      • Hi Musicwhiz,

        It’s nice to know we are of the same profession! I used to think Accountants are “boring” and that accounting is dry. But now I realised our skill set of understanding F/S, calculations of ratios, discounted cash flows, budgeting, and forecasting are actually very useful outside of work as well. In this case, creating an investment portfolio for passive income, and handling our personal and household expenses etc. I just never really put it to good use outside of work until now.

        Likewise, I did lose some money the first few months by blindly following what people are buying without looking at technical analysis and the company performance. Thankfully, the “school fees” incurred wasn’t too painful. I went through a steep learning curve as well, from being a poor manager of my money to being in control. (I’ll drop you an email soon on how I get out of debt.)

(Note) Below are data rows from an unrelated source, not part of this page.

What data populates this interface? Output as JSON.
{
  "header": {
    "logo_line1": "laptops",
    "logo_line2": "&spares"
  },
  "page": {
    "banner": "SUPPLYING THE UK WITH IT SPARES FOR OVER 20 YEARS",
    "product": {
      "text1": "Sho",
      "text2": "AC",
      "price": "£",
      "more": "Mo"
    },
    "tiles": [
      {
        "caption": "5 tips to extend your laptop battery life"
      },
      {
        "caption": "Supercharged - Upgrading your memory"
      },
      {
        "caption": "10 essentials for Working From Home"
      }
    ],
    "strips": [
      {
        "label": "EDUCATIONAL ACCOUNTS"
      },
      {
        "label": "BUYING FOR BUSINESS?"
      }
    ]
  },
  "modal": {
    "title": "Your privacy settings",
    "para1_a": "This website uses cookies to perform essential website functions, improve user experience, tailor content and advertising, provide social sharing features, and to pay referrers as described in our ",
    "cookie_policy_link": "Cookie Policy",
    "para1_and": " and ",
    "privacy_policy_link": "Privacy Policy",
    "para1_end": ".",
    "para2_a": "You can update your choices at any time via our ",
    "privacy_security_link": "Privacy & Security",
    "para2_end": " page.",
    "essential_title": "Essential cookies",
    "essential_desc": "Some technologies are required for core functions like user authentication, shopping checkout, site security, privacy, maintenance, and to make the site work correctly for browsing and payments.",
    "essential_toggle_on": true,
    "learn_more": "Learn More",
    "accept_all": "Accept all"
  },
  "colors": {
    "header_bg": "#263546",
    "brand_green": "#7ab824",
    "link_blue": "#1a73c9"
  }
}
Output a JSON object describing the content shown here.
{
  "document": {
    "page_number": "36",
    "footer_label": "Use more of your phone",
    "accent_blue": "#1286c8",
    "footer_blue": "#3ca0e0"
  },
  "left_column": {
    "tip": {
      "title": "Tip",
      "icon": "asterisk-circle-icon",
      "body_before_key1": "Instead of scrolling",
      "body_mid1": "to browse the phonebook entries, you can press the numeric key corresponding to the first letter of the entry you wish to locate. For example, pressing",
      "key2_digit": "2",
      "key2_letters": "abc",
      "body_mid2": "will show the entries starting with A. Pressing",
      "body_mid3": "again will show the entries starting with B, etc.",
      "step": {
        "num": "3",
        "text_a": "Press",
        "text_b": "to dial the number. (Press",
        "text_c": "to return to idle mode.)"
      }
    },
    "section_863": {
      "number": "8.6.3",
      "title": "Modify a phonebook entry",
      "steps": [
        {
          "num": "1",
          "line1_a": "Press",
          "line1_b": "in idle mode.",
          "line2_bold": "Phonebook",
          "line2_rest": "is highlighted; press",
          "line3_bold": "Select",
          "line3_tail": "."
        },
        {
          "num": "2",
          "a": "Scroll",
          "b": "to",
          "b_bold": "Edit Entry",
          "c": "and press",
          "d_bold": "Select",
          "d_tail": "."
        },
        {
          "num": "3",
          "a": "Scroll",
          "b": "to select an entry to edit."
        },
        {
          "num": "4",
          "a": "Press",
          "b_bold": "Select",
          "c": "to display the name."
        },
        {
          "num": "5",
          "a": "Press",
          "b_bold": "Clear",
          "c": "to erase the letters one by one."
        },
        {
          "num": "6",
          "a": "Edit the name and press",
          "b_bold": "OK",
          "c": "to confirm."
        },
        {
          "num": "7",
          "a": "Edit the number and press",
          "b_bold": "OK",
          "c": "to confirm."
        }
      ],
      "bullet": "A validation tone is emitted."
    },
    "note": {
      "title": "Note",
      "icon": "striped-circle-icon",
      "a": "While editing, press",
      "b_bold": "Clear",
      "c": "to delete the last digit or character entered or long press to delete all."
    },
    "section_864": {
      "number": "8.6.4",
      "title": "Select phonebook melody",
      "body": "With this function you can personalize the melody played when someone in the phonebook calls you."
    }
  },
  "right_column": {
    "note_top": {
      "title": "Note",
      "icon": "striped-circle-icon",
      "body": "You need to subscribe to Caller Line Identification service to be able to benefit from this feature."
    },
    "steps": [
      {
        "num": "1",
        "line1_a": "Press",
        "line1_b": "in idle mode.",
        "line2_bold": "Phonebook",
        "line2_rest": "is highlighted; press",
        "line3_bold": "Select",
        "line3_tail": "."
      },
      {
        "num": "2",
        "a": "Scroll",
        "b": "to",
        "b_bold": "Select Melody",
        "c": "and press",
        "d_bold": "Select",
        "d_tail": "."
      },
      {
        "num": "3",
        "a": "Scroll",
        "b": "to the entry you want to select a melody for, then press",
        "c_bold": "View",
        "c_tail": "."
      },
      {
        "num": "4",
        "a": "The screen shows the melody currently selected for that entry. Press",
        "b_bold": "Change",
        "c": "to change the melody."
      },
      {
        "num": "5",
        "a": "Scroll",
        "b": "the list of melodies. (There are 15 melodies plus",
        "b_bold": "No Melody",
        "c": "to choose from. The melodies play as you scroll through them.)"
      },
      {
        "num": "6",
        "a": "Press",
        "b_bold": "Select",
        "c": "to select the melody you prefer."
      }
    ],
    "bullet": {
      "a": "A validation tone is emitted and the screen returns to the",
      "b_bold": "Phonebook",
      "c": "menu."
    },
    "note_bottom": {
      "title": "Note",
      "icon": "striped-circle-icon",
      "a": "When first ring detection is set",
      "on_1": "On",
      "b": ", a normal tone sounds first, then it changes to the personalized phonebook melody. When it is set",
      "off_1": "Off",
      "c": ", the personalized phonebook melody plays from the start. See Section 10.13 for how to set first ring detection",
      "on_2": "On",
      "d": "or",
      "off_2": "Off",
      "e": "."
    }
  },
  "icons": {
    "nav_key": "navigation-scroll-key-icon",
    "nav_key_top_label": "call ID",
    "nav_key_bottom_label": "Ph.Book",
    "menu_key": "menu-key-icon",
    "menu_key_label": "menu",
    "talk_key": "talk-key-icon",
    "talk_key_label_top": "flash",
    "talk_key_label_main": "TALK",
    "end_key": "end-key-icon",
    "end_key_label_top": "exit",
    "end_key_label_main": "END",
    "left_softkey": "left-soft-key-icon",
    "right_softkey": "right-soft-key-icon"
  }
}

        I think reading is really helpful and friends have recommended books, and your blog is filled with valuable information as well. I’m still trying to digest as much as I can.

        And once again, thanks for being so encouring! 🙂


  4. Hi Jasmine,

    Thanks for writing this post and it definitely serve as a reminder to us to learn to save and avoid those unnecessary spending! It is important to practise self-restraint – an important step to achieve financial freedom! 🙂

Leave a Reply

Fill in your details below or click an icon to log in: Logo

You are commenting using your account. Log Out /  Change )

Google+ photo

You are commenting using your Google+ account. Log Out /  Change )

Twitter picture

You are commenting using your Twitter account. Log Out /  Change )

Facebook photo

You are commenting using your Facebook account. Log Out /  Change )


Connecting to %s